Also known as the Panathenean Stadium, the historic arena had a history dating back 2300 years. However, it had laid buried for centuries until 1870, when King George ordered it excavated. Little happened on the site until Greek architect Georgis Averoff offered to pay the million drachmas needed to cover all costs associated with the rebuilding.
Panathinaiko Stadium was again restored for the Athens Games in 2004, where it hosted all four archery events and the finish of the men’s and women’s marathons. It proved one of the showcase venues of the Games.
Baron Pierre de Coubertin
Baron Pierre de Coubertin is credited with being the founder of the modern Olympics. The Frenchman was the first IOC President, serving from 1896 to 1925. He was an educational theorist convinced of the importance of sport for the development of the individual. He believed that the qualities of initiative, teamwork, sportsmanship and fair play should be encouraged in young people who participated in sports and competitive games.
In 1892, de Coubertin, at the age of 29, began to rally support for the revival of the Olympics. He felt that a great deal could be gained by bringing together the youth of the world in friendly competition.
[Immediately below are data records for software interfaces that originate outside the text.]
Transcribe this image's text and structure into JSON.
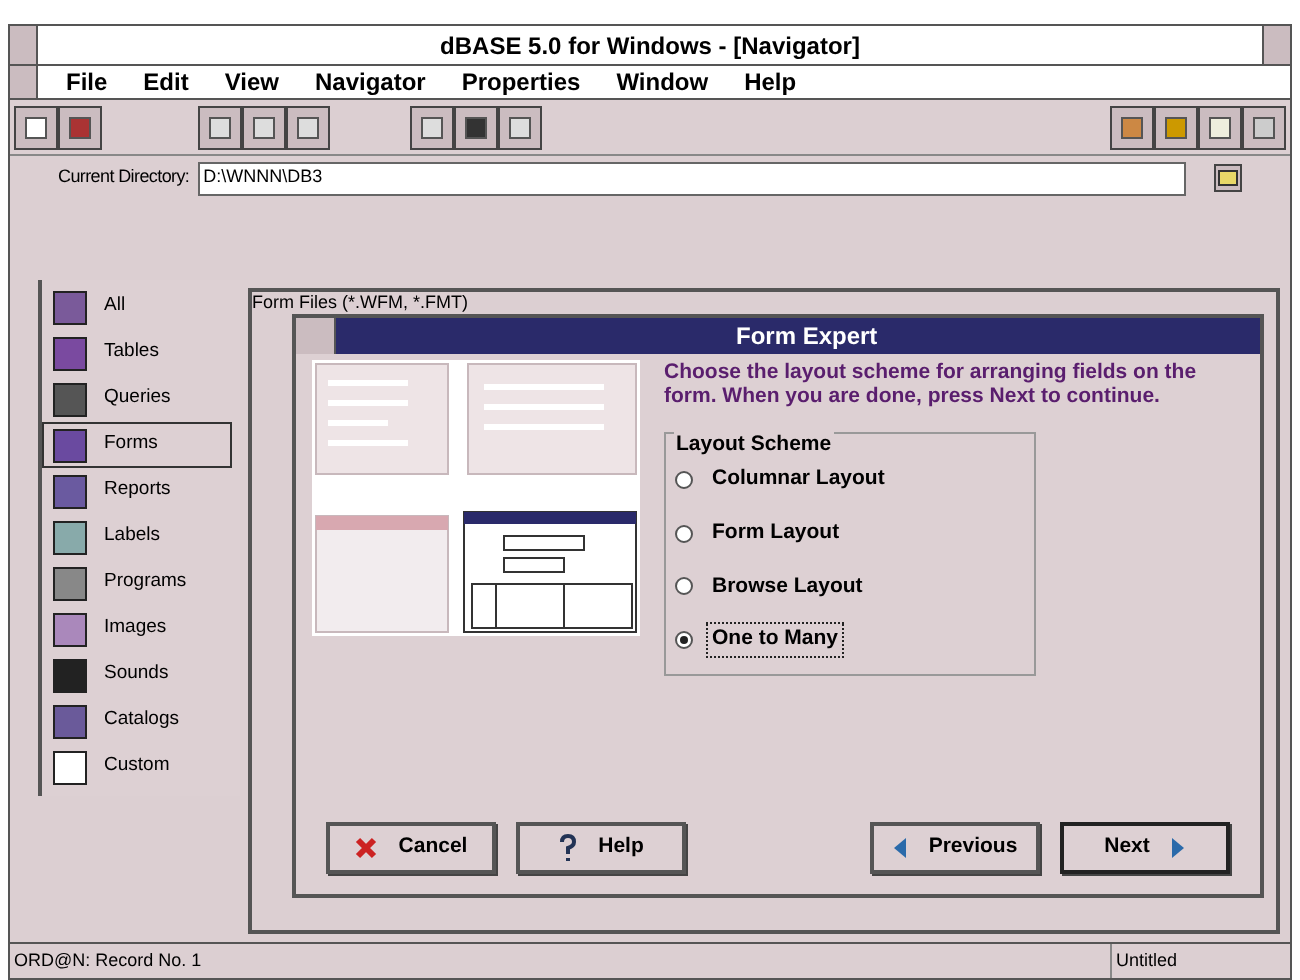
{
  "window": {
    "title": "dBASE 5.0 for Windows - [Navigator]"
  },
  "menu": [
    "File",
    "Edit",
    "View",
    "Navigator",
    "Properties",
    "Window",
    "Help"
  ],
  "directory": {
    "label": "Current Directory:",
    "value": "D:\\WNNN\\DB3"
  },
  "sidebar": {
    "items": [
      {
        "label": "All",
        "kind": "all",
        "selected": false
      },
      {
        "label": "Tables",
        "kind": "tables",
        "selected": false
      },
      {
        "label": "Queries",
        "kind": "queries",
        "selected": false
      },
      {
        "label": "Forms",
        "kind": "forms",
        "selected": true
      },
      {
        "label": "Reports",
        "kind": "reports",
        "selected": false
      },
      {
        "label": "Labels",
        "kind": "labels",
        "selected": false
      },
      {
        "label": "Programs",
        "kind": "programs",
        "selected": false
      },
      {
        "label": "Images",
        "kind": "images",
        "selected": false
      },
      {
        "label": "Sounds",
        "kind": "sounds",
        "selected": false
      },
      {
        "label": "Catalogs",
        "kind": "catalogs",
        "selected": false
      },
      {
        "label": "Custom",
        "kind": "custom",
        "selected": false
      }
    ]
  },
  "files_window": {
    "title": "Form Files (*.WFM, *.FMT)"
  },
  "dialog": {
    "title": "Form Expert",
    "instructions": "Choose the layout scheme for arranging fields on the form.  When you are done, press Next to continue.",
    "group_label": "Layout Scheme",
    "options": [
      {
        "label": "Columnar Layout",
        "selected": false
      },
      {
        "label": "Form Layout",
        "selected": false
      },
      {
        "label": "Browse Layout",
        "selected": false
      },
      {
        "label": "One to Many",
        "selected": true
      }
    ],
    "buttons": [
      {
        "label": "Cancel",
        "kind": "cancel"
      },
      {
        "label": "Help",
        "kind": "help"
      },
      {
        "label": "Previous",
        "kind": "previous"
      },
      {
        "label": "Next",
        "kind": "next"
      }
    ]
  },
  "status_bar": {
    "left": "ORD@N: Record No. 1",
    "right": "Untitled"
  }
}
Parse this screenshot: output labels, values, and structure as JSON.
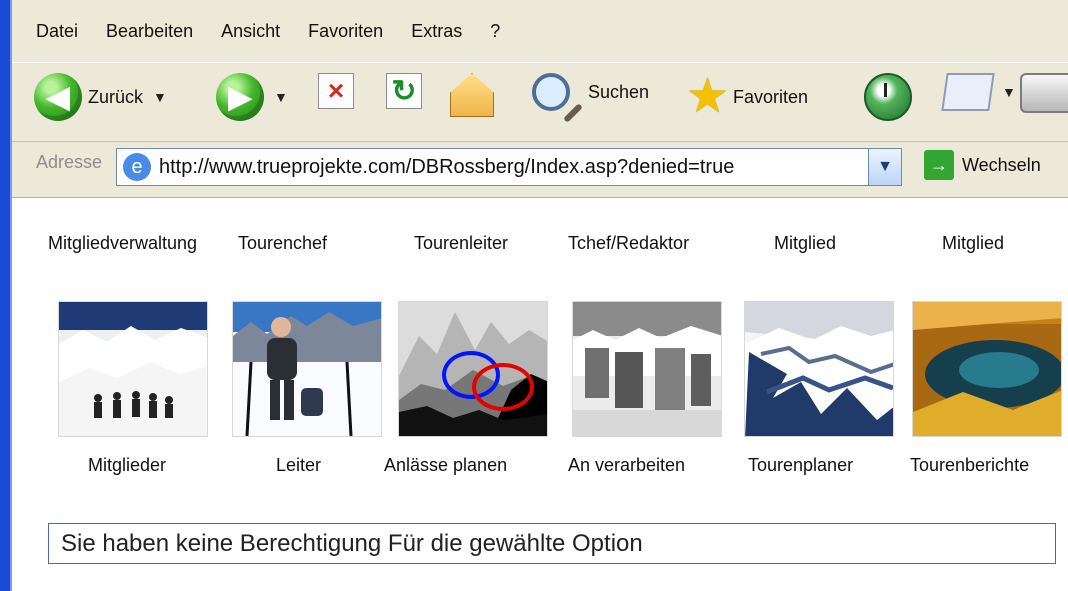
{
  "menu": [
    "Datei",
    "Bearbeiten",
    "Ansicht",
    "Favoriten",
    "Extras",
    "?"
  ],
  "toolbar": {
    "back_label": "Zurück",
    "search_label": "Suchen",
    "favorites_label": "Favoriten"
  },
  "address": {
    "label": "Adresse",
    "url": "http://www.trueprojekte.com/DBRossberg/Index.asp?denied=true",
    "go_label": "Wechseln"
  },
  "columns": [
    "Mitgliedverwaltung",
    "Tourenchef",
    "Tourenleiter",
    "Tchef/Redaktor",
    "Mitglied",
    "Mitglied"
  ],
  "tiles": [
    "Mitglieder",
    "Leiter",
    "Anlässe planen",
    "An verarbeiten",
    "Tourenplaner",
    "Tourenberichte"
  ],
  "status": "Sie haben keine Berechtigung Für die gewählte Option",
  "colors": {
    "xp_blue": "#1b49d8",
    "chrome_bg": "#ece9d8",
    "highlight_red": "#e60000",
    "highlight_blue": "#0014ff"
  }
}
He also believed that the Modern Olympic Games could become a period of harmony in which all differences of status, religion, politics and race would be forgotten.